» TASK REQUIREMENTS
In the listing below, count the lines that contain the string "from", and state that number without further words.

» RECORDED INFORMATION
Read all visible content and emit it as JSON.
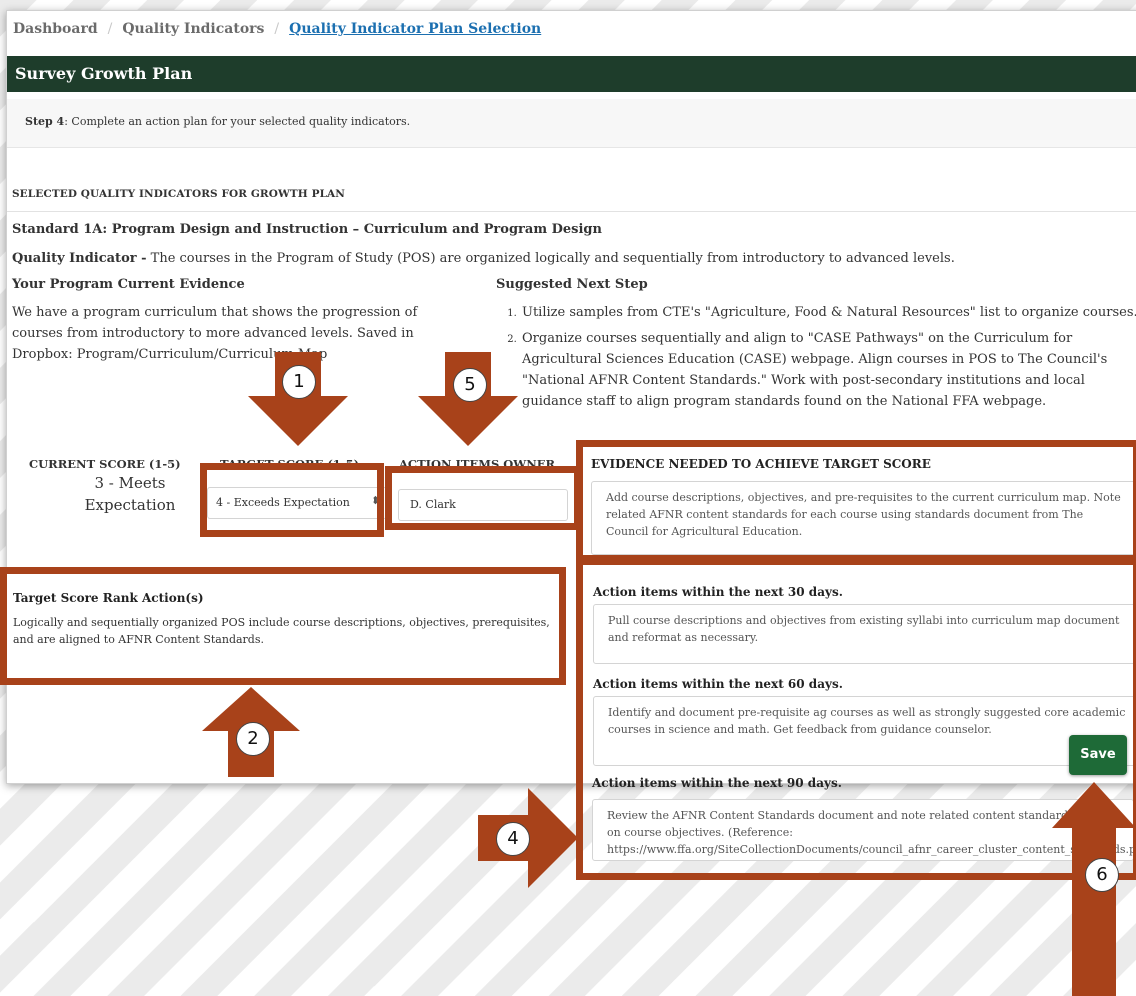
{
  "breadcrumb": {
    "item1": "Dashboard",
    "item2": "Quality Indicators",
    "item3": "Quality Indicator Plan Selection"
  },
  "page_title": "Survey Growth Plan",
  "step": {
    "label": "Step 4",
    "text": ": Complete an action plan for your selected quality indicators."
  },
  "section_heading": "SELECTED QUALITY INDICATORS FOR GROWTH PLAN",
  "standard": "Standard 1A: Program Design and Instruction – Curriculum and Program Design",
  "quality_indicator": {
    "label": "Quality Indicator -",
    "text": " The courses in the Program of Study (POS) are organized logically and sequentially from introductory to advanced levels."
  },
  "evidence": {
    "heading": "Your Program Current Evidence",
    "text": "We have a program curriculum that shows the progression of courses from introductory to more advanced levels. Saved in Dropbox: Program/Curriculum/Curriculum Map"
  },
  "next_step": {
    "heading": "Suggested Next Step",
    "items": [
      "Utilize samples from CTE's \"Agriculture, Food & Natural Resources\" list to organize courses.",
      "Organize courses sequentially and align to \"CASE Pathways\" on the Curriculum for Agricultural Sciences Education (CASE) webpage. Align courses in POS to The Council's \"National AFNR Content Standards.\" Work with post-secondary institutions and local guidance staff to align program standards found on the National FFA webpage."
    ]
  },
  "scores": {
    "current_heading": "CURRENT SCORE (1-5)",
    "current_value": "3 - Meets Expectation",
    "target_heading": "TARGET SCORE (1-5)",
    "target_value": "4 - Exceeds Expectation",
    "owner_heading": "ACTION ITEMS OWNER",
    "owner_value": "D. Clark"
  },
  "target_action": {
    "heading": "Target Score Rank Action(s)",
    "text": "Logically and sequentially organized POS include course descriptions, objectives, prerequisites, and are aligned to AFNR Content Standards."
  },
  "evidence_needed": {
    "heading": "EVIDENCE NEEDED TO ACHIEVE TARGET SCORE",
    "text": "Add course descriptions, objectives,  and pre-requisites to the current curriculum map. Note related AFNR content standards for each course using standards document from The Council for Agricultural Education."
  },
  "actions": {
    "d30_heading": "Action items within the next 30 days.",
    "d30_text": "Pull course descriptions and objectives from existing syllabi into curriculum map document and reformat as necessary.",
    "d60_heading": "Action items within the next 60 days.",
    "d60_text": "Identify and document pre-requisite ag courses as well as strongly suggested core academic courses in science and math. Get feedback from guidance counselor.",
    "d90_heading": "Action items within the next 90 days.",
    "d90_text": "Review the AFNR Content Standards document and note related content standards based on course objectives. (Reference: https://www.ffa.org/SiteCollectionDocuments/council_afnr_career_cluster_content_standards.pdf)"
  },
  "save_label": "Save",
  "callouts": {
    "n1": "1",
    "n2": "2",
    "n4": "4",
    "n5": "5",
    "n6": "6"
  },
  "colors": {
    "header_green": "#1e3d2b",
    "save_green": "#1e6a37",
    "callout_orange": "#a8421a",
    "link_blue": "#1b6fb0"
  }
}
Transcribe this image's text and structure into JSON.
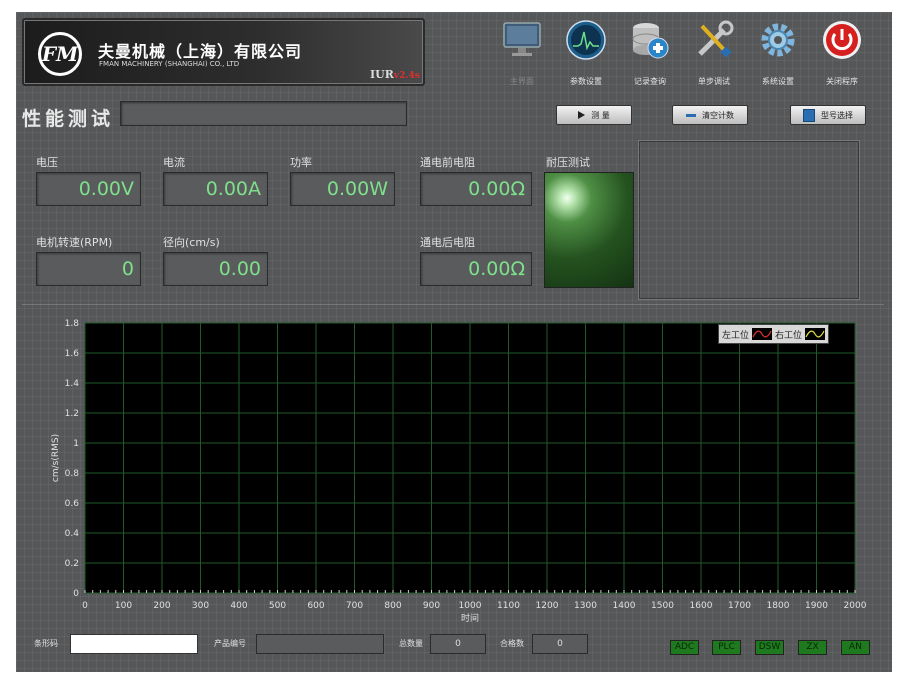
{
  "header": {
    "logo_mark": "FM",
    "company_cn": "夫曼机械（上海）有限公司",
    "company_en": "FMAN MACHINERY (SHANGHAI) CO., LTD",
    "version_prefix": "IUR",
    "version_suffix": "v2.4s",
    "version_color": "#e03030"
  },
  "toolbar": [
    {
      "id": "main",
      "label": "主界面",
      "icon": "monitor-icon",
      "enabled": false
    },
    {
      "id": "params",
      "label": "参数设置",
      "icon": "oscilloscope-icon",
      "enabled": true
    },
    {
      "id": "records",
      "label": "记录查询",
      "icon": "database-icon",
      "enabled": true
    },
    {
      "id": "step",
      "label": "单步调试",
      "icon": "tools-icon",
      "enabled": true
    },
    {
      "id": "system",
      "label": "系统设置",
      "icon": "gear-icon",
      "enabled": true
    },
    {
      "id": "close",
      "label": "关闭程序",
      "icon": "power-icon",
      "enabled": true
    }
  ],
  "page": {
    "title": "性能测试",
    "title_input": ""
  },
  "actions": {
    "measure": "测 量",
    "clear": "清空计数",
    "model": "型号选择"
  },
  "measurements": {
    "voltage": {
      "label": "电压",
      "value": "0.00V"
    },
    "current": {
      "label": "电流",
      "value": "0.00A"
    },
    "power": {
      "label": "功率",
      "value": "0.00W"
    },
    "pre_resistance": {
      "label": "通电前电阻",
      "value": "0.00Ω"
    },
    "rpm": {
      "label": "电机转速(RPM)",
      "value": "0"
    },
    "radial": {
      "label": "径向(cm/s)",
      "value": "0.00"
    },
    "post_resistance": {
      "label": "通电后电阻",
      "value": "0.00Ω"
    },
    "withstand": {
      "label": "耐压测试"
    },
    "value_color": "#7ee08a"
  },
  "chart_data": {
    "type": "line",
    "xlabel": "时间",
    "ylabel": "cm/s(RMS)",
    "xlim": [
      0,
      2000
    ],
    "ylim": [
      0,
      1.8
    ],
    "x_ticks": [
      0,
      100,
      200,
      300,
      400,
      500,
      600,
      700,
      800,
      900,
      1000,
      1100,
      1200,
      1300,
      1400,
      1500,
      1600,
      1700,
      1800,
      1900,
      2000
    ],
    "y_ticks": [
      0,
      0.2,
      0.4,
      0.6,
      0.8,
      1,
      1.2,
      1.4,
      1.6,
      1.8
    ],
    "y_tick_labels": [
      "0",
      "0.2",
      "0.4",
      "0.6",
      "0.8",
      "1",
      "1.2",
      "1.4",
      "1.6",
      "1.8"
    ],
    "grid": true,
    "grid_color": "#1f5a2a",
    "series": [
      {
        "name": "左工位",
        "color": "#e03030",
        "values": []
      },
      {
        "name": "右工位",
        "color": "#e0e040",
        "values": []
      }
    ],
    "legend": "top-right"
  },
  "footer": {
    "barcode_label": "条形码",
    "barcode_value": "",
    "product_label": "产品编号",
    "product_value": "",
    "total_label": "总数量",
    "total_value": "0",
    "pass_label": "合格数",
    "pass_value": "0",
    "status": [
      "ADC",
      "PLC",
      "DSW",
      "ZX",
      "AN"
    ],
    "status_color": "#1f7a1f"
  }
}
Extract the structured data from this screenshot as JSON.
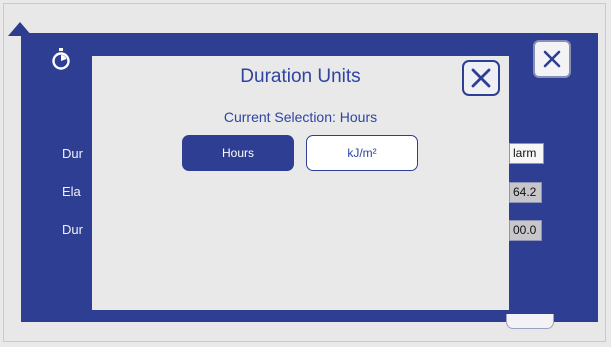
{
  "background": {
    "labels": [
      "Dur",
      "Ela",
      "Dur"
    ],
    "values": [
      "larm",
      "64.2",
      "00.0"
    ],
    "close_icon": "close-icon",
    "timer_icon": "stopwatch-icon"
  },
  "modal": {
    "title": "Duration Units",
    "current_selection": "Current Selection: Hours",
    "options": [
      {
        "label": "Hours",
        "selected": true
      },
      {
        "label": "kJ/m²",
        "selected": false
      }
    ],
    "close_icon": "close-icon"
  },
  "colors": {
    "panel_blue": "#2e3f93",
    "accent_text": "#2f44a0",
    "modal_bg": "#e9e9ea"
  }
}
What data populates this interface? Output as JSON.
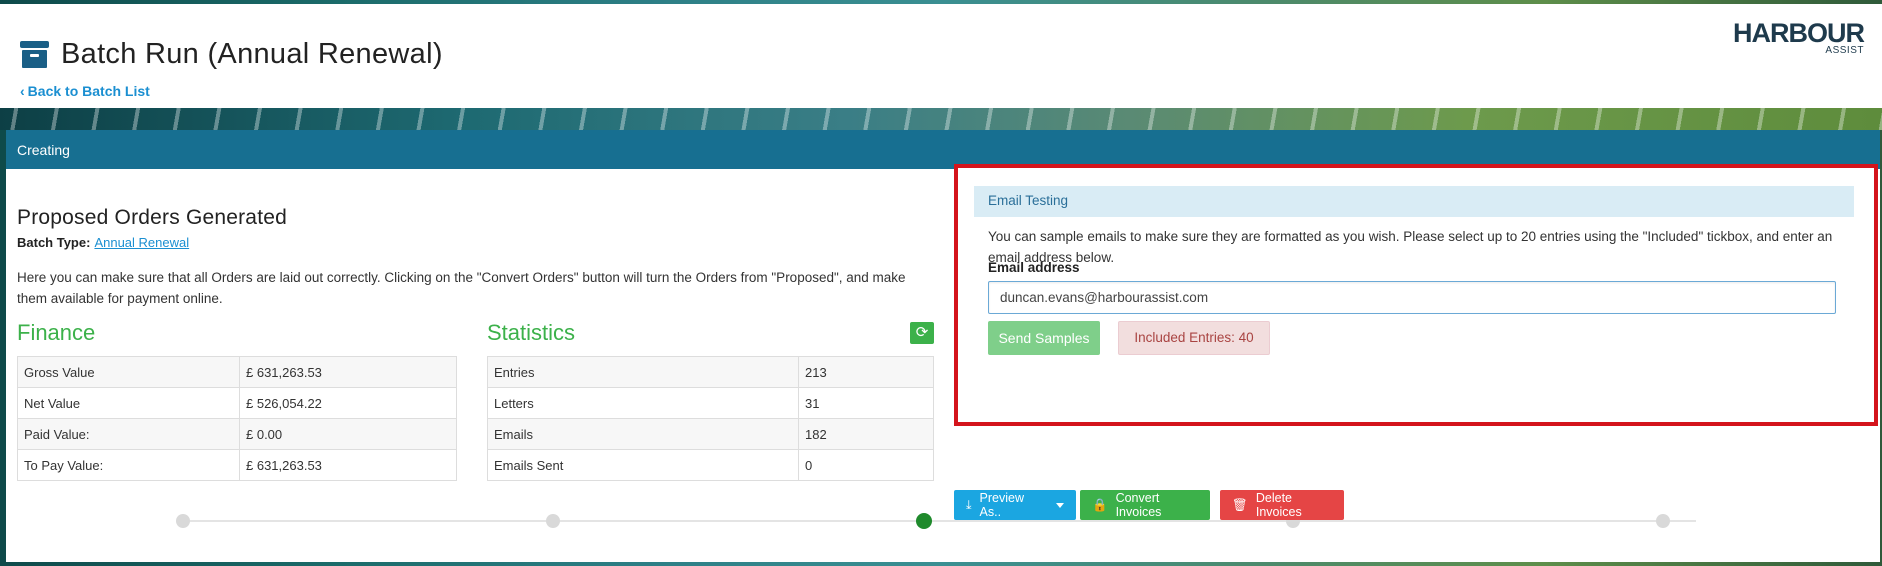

» OUTPUT OF THE EXERCISE
7